= EXERCISE =
Where a line of the entries holds the string "likes", copy that line.

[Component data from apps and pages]

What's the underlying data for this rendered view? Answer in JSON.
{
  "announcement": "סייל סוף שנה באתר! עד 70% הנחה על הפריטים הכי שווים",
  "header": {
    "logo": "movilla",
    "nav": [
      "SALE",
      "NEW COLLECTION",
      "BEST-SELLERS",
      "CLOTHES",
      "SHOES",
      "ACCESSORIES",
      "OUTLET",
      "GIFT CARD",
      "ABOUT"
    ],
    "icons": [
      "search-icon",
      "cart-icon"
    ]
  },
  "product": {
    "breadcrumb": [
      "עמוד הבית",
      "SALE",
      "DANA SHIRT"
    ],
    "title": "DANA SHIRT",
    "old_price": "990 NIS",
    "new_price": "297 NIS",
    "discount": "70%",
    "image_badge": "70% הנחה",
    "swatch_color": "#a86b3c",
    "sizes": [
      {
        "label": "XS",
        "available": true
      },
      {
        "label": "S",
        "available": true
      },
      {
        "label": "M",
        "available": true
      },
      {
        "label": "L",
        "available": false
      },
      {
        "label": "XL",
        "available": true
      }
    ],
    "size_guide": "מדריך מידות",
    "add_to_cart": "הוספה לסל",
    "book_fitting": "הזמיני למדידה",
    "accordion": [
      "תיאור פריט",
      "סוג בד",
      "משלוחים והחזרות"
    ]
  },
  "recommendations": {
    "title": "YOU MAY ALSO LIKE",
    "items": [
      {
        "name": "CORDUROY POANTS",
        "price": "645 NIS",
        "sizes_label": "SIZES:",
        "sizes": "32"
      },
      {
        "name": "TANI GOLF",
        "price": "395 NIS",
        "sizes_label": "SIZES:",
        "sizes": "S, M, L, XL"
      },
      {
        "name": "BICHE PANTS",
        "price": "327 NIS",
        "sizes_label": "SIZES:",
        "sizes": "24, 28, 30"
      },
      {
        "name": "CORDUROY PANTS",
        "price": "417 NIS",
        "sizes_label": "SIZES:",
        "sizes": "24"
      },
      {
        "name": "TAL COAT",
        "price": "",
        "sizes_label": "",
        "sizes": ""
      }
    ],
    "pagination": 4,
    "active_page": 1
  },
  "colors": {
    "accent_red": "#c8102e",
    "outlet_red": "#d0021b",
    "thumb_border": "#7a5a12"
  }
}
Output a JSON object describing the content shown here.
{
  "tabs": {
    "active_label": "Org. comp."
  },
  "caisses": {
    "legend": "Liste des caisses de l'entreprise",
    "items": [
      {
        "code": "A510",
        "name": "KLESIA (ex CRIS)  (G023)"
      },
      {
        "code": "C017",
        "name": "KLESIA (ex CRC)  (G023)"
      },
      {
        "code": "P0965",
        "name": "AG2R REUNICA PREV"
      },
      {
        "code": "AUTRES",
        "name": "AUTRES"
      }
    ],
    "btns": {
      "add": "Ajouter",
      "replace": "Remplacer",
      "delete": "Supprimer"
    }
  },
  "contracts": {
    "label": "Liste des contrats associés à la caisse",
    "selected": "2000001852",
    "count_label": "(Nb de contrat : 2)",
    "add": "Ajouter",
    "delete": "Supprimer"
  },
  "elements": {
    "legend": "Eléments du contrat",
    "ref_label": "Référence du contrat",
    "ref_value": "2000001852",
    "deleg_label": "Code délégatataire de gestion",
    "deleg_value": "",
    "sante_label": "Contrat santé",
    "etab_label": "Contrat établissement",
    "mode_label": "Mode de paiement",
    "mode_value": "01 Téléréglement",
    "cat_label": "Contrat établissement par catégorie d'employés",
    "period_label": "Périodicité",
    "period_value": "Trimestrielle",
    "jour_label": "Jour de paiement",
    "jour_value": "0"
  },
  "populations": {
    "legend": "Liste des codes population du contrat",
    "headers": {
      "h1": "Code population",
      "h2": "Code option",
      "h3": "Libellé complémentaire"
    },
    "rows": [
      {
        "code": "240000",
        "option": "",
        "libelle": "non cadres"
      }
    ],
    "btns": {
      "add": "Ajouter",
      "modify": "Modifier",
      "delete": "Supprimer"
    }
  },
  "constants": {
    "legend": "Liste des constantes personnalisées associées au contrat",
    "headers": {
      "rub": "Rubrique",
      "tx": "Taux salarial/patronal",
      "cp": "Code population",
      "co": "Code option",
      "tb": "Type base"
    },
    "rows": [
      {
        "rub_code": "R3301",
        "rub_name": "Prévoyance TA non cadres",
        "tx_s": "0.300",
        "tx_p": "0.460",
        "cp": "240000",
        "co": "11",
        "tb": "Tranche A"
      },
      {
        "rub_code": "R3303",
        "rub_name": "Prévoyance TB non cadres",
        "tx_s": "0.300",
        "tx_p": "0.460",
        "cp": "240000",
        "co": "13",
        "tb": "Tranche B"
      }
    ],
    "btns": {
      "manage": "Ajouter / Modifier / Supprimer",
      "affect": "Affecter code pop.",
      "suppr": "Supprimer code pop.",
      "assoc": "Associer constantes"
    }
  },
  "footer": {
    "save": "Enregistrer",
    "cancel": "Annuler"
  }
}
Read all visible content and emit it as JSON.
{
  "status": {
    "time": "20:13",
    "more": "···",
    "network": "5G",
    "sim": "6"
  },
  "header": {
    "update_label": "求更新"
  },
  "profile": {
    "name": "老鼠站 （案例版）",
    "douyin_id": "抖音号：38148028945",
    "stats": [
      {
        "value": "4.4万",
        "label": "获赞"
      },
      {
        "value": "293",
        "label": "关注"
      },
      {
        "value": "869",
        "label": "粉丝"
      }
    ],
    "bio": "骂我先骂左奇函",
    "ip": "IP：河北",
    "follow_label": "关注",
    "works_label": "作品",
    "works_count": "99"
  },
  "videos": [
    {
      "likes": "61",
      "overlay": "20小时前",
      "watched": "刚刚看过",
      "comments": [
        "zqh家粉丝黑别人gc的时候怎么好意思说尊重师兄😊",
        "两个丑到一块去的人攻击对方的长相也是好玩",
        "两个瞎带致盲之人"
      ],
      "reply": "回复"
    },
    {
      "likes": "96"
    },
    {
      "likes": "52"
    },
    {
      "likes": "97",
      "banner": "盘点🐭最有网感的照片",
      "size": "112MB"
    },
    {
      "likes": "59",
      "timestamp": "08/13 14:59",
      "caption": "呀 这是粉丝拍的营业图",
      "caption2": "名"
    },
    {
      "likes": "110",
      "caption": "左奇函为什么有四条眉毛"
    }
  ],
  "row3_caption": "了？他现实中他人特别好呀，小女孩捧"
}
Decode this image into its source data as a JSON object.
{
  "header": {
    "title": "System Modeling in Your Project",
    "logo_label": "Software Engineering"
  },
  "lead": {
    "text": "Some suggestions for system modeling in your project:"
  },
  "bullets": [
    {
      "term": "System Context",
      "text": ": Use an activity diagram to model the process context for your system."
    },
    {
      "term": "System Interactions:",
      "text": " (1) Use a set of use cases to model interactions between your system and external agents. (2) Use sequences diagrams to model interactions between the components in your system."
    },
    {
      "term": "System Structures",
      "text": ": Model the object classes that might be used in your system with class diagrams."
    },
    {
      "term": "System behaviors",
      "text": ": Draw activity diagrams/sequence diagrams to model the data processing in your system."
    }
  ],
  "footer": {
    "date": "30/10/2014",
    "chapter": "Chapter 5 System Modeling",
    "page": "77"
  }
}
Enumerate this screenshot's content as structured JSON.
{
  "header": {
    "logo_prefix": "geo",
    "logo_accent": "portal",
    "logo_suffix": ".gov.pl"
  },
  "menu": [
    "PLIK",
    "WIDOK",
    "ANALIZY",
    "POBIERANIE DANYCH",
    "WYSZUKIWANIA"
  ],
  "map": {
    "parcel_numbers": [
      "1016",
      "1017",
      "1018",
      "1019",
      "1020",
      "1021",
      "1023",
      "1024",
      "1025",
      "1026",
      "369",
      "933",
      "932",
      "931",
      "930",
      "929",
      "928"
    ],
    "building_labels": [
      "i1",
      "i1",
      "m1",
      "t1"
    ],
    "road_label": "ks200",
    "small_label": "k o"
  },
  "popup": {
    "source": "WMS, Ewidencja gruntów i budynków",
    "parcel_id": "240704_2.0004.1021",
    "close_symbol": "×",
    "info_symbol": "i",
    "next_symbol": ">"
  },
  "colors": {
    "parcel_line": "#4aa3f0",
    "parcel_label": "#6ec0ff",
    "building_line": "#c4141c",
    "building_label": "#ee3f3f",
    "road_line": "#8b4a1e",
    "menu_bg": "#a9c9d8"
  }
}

= RESPONSE TO THE EXERCISE =
      "likes": "61",
      "likes": "96"
      "likes": "52"
      "likes": "97",
      "likes": "59",
      "likes": "110",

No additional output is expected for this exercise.